The UAE is set to maintain its lead in attracting the highest amount of Foreign Direct Investment (FDI) in the Arab world, Sultan Bin Saeed Al Mansouri, the country’s economy minister, told delegates at the Annual Investment Meeting (AIM) in Dubai yesterday.
The UAE was the recipient of $9 billion (Dh33.06 billion) in FDI in 2016, followed by Egypt and Saudi Arabia, which received $8.1 billion and $7.45 billion respectively, according to WAM. In all, Arab countries saw an influx of $30.8 billion worth of FDI in 2016, a 25 per cent increase year-on-year.
“The UAE continued to attract sizeable levels of FDI… This is due to the federal and local government authorities’ efforts to facilitate [an attractive] investment environment,” Al Mansouri told the forum.
“Developing Asia remains a formidable economic force on the world stage and has regained its position as the largest FDI recipient region in the world, followed by the European Union and North America,” Al Mansouri said.
Global FDI fell by 16 per cent in 2017 to an estimated $1.52 trillion (Dh5.58 trillion), according to a body which belongs to the United Nations. However, developing economies maintained stable rates compared to last year.
“It becomes critical to address some of the major FDI issues facing [by] both developed and developing countries, not only for strengthening investment but to serve our efforts to direct the investment movement on a positive path serving the global economic growth,” Al Mansouri added.
World merchandise exports, valued at $15.46 trillion in 2016, are expected to grow this year as the global economy is forecast to hit 3.9 per cent growth in 2018.
A slowdown in trade liberalisation, an uptick in protectionism, and the risk of further reversals have been a drag on trade, investment, and growth, even as restrictive measures continue to rise.
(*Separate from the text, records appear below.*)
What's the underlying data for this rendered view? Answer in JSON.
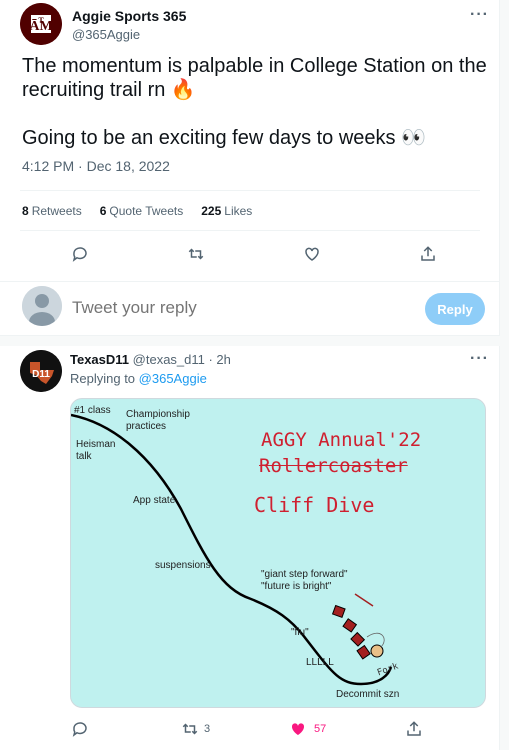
{
  "main": {
    "author_name": "Aggie Sports 365",
    "author_handle": "@365Aggie",
    "text": "The momentum is palpable in College Station on the recruiting trail rn 🔥\n\nGoing to be an exciting few days to weeks 👀",
    "timestamp": "4:12 PM · Dec 18, 2022",
    "stats": [
      {
        "count": "8",
        "label": "Retweets"
      },
      {
        "count": "6",
        "label": "Quote Tweets"
      },
      {
        "count": "225",
        "label": "Likes"
      }
    ],
    "more": "···"
  },
  "reply_box": {
    "placeholder": "Tweet your reply",
    "button": "Reply"
  },
  "reply": {
    "author_name": "TexasD11",
    "author_handle": "@texas_d11 · 2h",
    "replying_prefix": "Replying to",
    "replying_to": "@365Aggie",
    "retweets": "3",
    "likes": "57",
    "more": "···",
    "avatar_text": "D11"
  },
  "image": {
    "labels": {
      "l1": "#1 class",
      "l2": "Championship\npractices",
      "l3": "Heisman\ntalk",
      "l4": "App state",
      "l5": "suspensions",
      "l6": "\"giant step forward\"\n\"future is bright\"",
      "l7": "\"flu\"",
      "l8": "LLLLL",
      "l9": "Decommit szn"
    },
    "hand_title1": "AGGY Annual'22",
    "hand_title2": "Rollercoaster",
    "hand_title3": "Cliff Dive",
    "fork": "Fork"
  },
  "colors": {
    "accent": "#1d9bf0",
    "like": "#f91880",
    "image_bg": "#bff1ef",
    "maroon": "#500000"
  }
}
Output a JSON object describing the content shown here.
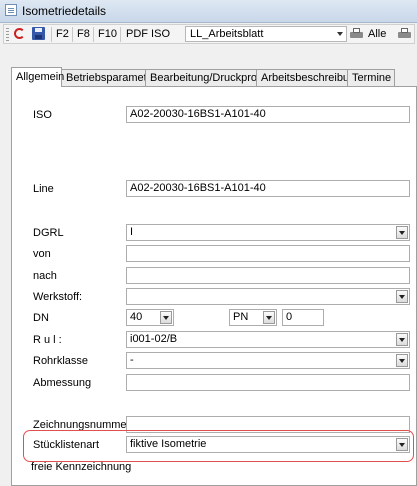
{
  "window": {
    "title": "Isometriedetails"
  },
  "toolbar": {
    "f2": "F2",
    "f8": "F8",
    "f10": "F10",
    "pdf_iso": "PDF ISO",
    "layout_select": "LL_Arbeitsblatt",
    "alle": "Alle"
  },
  "tabs": [
    "Allgemein",
    "Betriebsparameter",
    "Bearbeitung/Druckproben",
    "Arbeitsbeschreibung",
    "Termine"
  ],
  "form": {
    "iso": {
      "label": "ISO",
      "value": "A02-20030-16BS1-A101-40"
    },
    "line": {
      "label": "Line",
      "value": "A02-20030-16BS1-A101-40"
    },
    "dgrl": {
      "label": "DGRL",
      "value": "I"
    },
    "von": {
      "label": "von",
      "value": ""
    },
    "nach": {
      "label": "nach",
      "value": ""
    },
    "werkstoff": {
      "label": "Werkstoff:",
      "value": ""
    },
    "dn": {
      "label": "DN",
      "value": "40"
    },
    "pn": {
      "label": "PN",
      "value": "0"
    },
    "rul": {
      "label": "R u l :",
      "value": "i001-02/B"
    },
    "rohrklasse": {
      "label": "Rohrklasse",
      "value": "-"
    },
    "abmessung": {
      "label": "Abmessung",
      "value": ""
    },
    "zeichnungsnummer": {
      "label": "Zeichnungsnummer",
      "value": ""
    },
    "stuecklistenart": {
      "label": "Stücklistenart",
      "value": "fiktive Isometrie"
    },
    "freie_kennzeichnung": {
      "label": "freie Kennzeichnung"
    }
  },
  "colors": {
    "highlight": "#e05050",
    "panel": "#ffffff",
    "window_bg": "#f0f0f0"
  }
}
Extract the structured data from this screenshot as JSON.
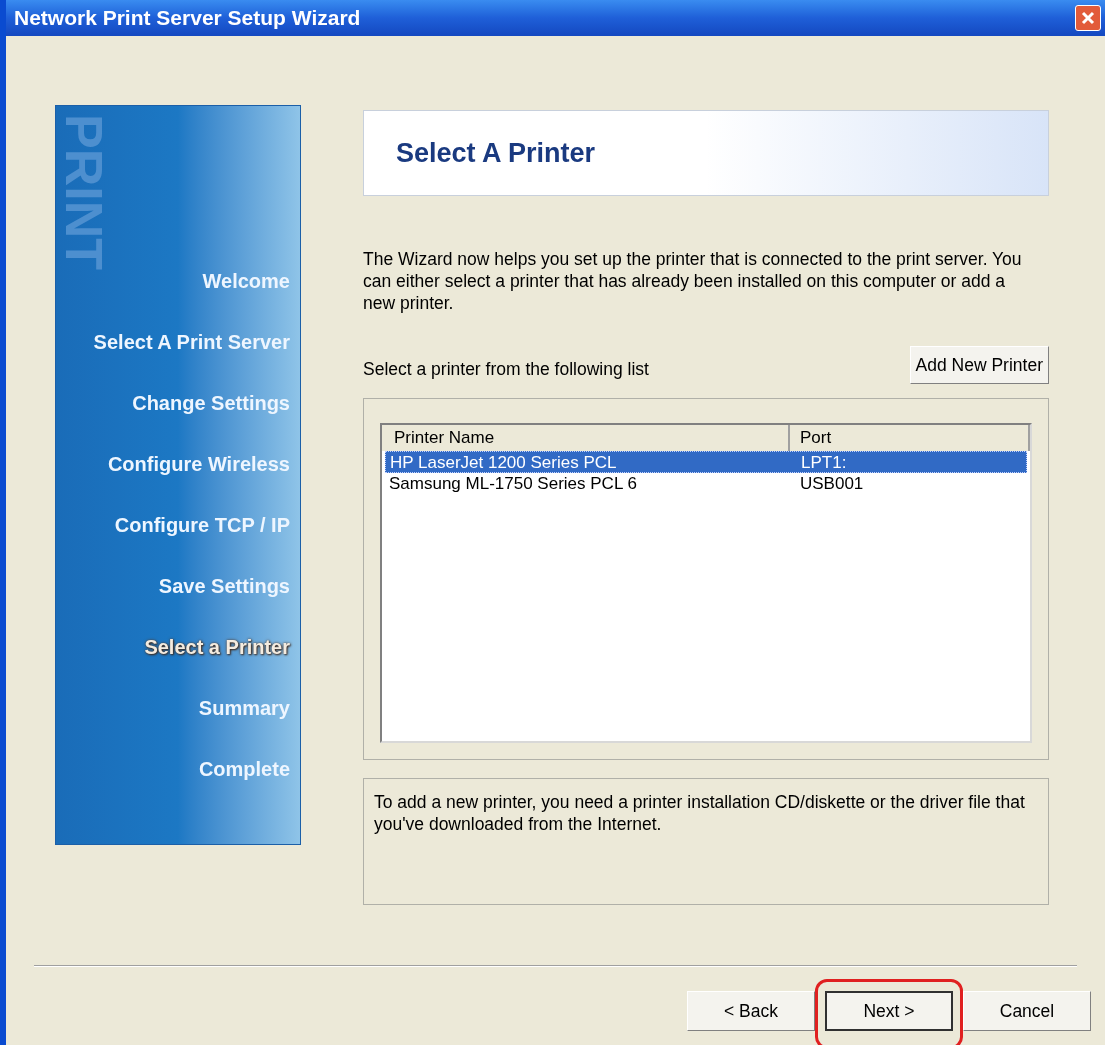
{
  "window": {
    "title": "Network Print Server Setup Wizard"
  },
  "sidebar": {
    "watermark": "PRINT",
    "items": [
      {
        "label": "Welcome",
        "selected": false
      },
      {
        "label": "Select A Print Server",
        "selected": false
      },
      {
        "label": "Change Settings",
        "selected": false
      },
      {
        "label": "Configure Wireless",
        "selected": false
      },
      {
        "label": "Configure TCP / IP",
        "selected": false
      },
      {
        "label": "Save Settings",
        "selected": false
      },
      {
        "label": "Select a Printer",
        "selected": true
      },
      {
        "label": "Summary",
        "selected": false
      },
      {
        "label": "Complete",
        "selected": false
      }
    ]
  },
  "header": {
    "title": "Select A Printer"
  },
  "intro": "The Wizard now helps you set up the printer that is connected to the print server. You can either select a printer that has already been installed on this computer or add a new printer.",
  "list_label": "Select a printer from the following list",
  "add_button": "Add New Printer",
  "table": {
    "columns": [
      "Printer Name",
      "Port"
    ],
    "rows": [
      {
        "cells": [
          "HP LaserJet 1200 Series PCL",
          "LPT1:"
        ],
        "selected": true
      },
      {
        "cells": [
          "Samsung ML-1750 Series PCL 6",
          "USB001"
        ],
        "selected": false
      }
    ]
  },
  "note": "To add a new printer, you need a printer installation CD/diskette or the driver file that you've downloaded from the Internet.",
  "buttons": [
    {
      "label": "< Back",
      "highlighted": false
    },
    {
      "label": "Next >",
      "highlighted": true
    },
    {
      "label": "Cancel",
      "highlighted": false
    }
  ]
}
“Although there are now signs of [a] fragile recovery, trade volumes grew by an annual average of less than 3 per cent in the eight years after the financial crisis — barely the rate of GDP growth — while FDI flows have yet to return to their pre-crisis levels. This slowdown of global trade and investment should be deeply worrying for all economies, but especially for small and developing ones,” Yonov Frederick Agah, deputy director-general of the World Trade Organisation (WTO), said.
The WTO has been working towards increasing global trade flows by $1 trillion annually. This was followed in 2015 by the Information Technology Agreement expansion deal — which covers 201 products with an annual export value of $1.3 trillion — and by the agreement to ban all forms of agricultural export subsidies.
“But progress like this is possible only when we recognise that the world economy has never been more interdependent; that no country, even the most powerful, can solve its trade and investment challenges on its own; and that the answers lies in more, not less, global cooperation,” Agah added.